Park Ridge mayor vetoes Police Station project, suggests alternative
Updated: December 30, 2012 6:16AM
PARK RIDGE — Park Ridge Mayor David Schmidt has a proposal for providing the Police Department with additional space, but one that doesn’t involve paying for the construction of a new building.
Schmidt on Nov. 19 vetoed the City Council’s approval of a $290,170 contract with Des Plaines-based Workmasters to design and construct a 1,500-square-foot building for evidence storage on property at 229 Courtland Ave. that the city purchased for $662,000 in 2006.
The project, recommended by the Chief’s Advisory Task Force, also consists of demolishing the house on the property, creating a new parking lot and building an enclosed bike corral.
In his veto message Schmidt proposed that aldermen sustain his veto on Dec. 3 and consider selling the Courtland Avenue property and using proceeds from the sale to renovate the old Public Works Service Center at 1200 Elm St. to address the space needs of the Police Department.
“The beauty of this plan is that it will provide extra space for the department, much more than is provided in the Task Force recommendation, thereby alleviating overcrowding in the present facility,” Schmidt said. “It would return the Courtland Avenue property to the property-tax rolls and it would save the taxpayers over $1 million.”
The $1 million figure quoted by Schmidt refers to the total estimate of the three-year renovation project recommended by the Chief’s Advisory Task Force.

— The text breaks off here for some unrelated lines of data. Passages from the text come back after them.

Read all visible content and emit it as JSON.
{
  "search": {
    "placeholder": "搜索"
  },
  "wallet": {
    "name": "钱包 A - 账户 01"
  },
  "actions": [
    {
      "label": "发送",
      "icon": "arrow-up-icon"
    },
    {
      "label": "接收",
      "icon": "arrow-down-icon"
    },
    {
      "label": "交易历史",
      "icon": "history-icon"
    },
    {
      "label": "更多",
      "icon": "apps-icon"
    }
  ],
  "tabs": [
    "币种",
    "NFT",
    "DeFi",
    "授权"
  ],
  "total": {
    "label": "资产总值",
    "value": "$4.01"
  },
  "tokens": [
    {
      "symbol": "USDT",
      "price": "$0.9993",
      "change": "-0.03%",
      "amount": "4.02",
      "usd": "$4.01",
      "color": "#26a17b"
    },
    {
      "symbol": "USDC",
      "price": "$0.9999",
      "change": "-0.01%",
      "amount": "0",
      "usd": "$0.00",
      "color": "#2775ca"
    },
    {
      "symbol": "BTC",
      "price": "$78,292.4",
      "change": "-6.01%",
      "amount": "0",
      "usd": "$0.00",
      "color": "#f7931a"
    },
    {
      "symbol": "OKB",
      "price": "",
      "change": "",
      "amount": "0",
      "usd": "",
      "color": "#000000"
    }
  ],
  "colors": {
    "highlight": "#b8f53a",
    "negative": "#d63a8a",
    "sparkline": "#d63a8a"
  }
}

In addition to the construction of the new storage building, the project also proposes mold remediation for the existing Police Station, the construction of a “sally port” to securely transport arrestees, reconfiguring existing space within the station to add more interview and work areas, and upgrades to the men’s and women’s locker rooms among other improvements.
Park Ridge Police Chief Frank Kaminski disagreed with Schmidt’s statement that the Task Force explored just one option for addressing police space needs and said he believes the recommended project is the best and most cost-effective plan.
“I think the Task Force really spent a lot of time looking at the alternatives other than building a new facility or buying new property,” Kaminski said.
The $1.1 million, three-year project recommended by Task Force addresses not only space, but security and health issues as well, the police chief said.
Kaminski also repeated that evidence storage should be as close to the Police Station as possible.
“The problem with totally off-site storage is that it makes it very inconvenient for us to use it,” he said.
Schmidt proposed that the Task Force discuss his idea for using the former Public Works Service Center. Kaminski said it will be up to the Task Force members to decide if that is something they want to do.
As for the Courtland Avenue property, there has been no recent appraisal conducted to determine it’s current value, said City Manager Shawn Hamilton. The city in 2010 had discussed the possibility of redeveloping the 1200 Elm St. property, but ultimately nothing was pursued.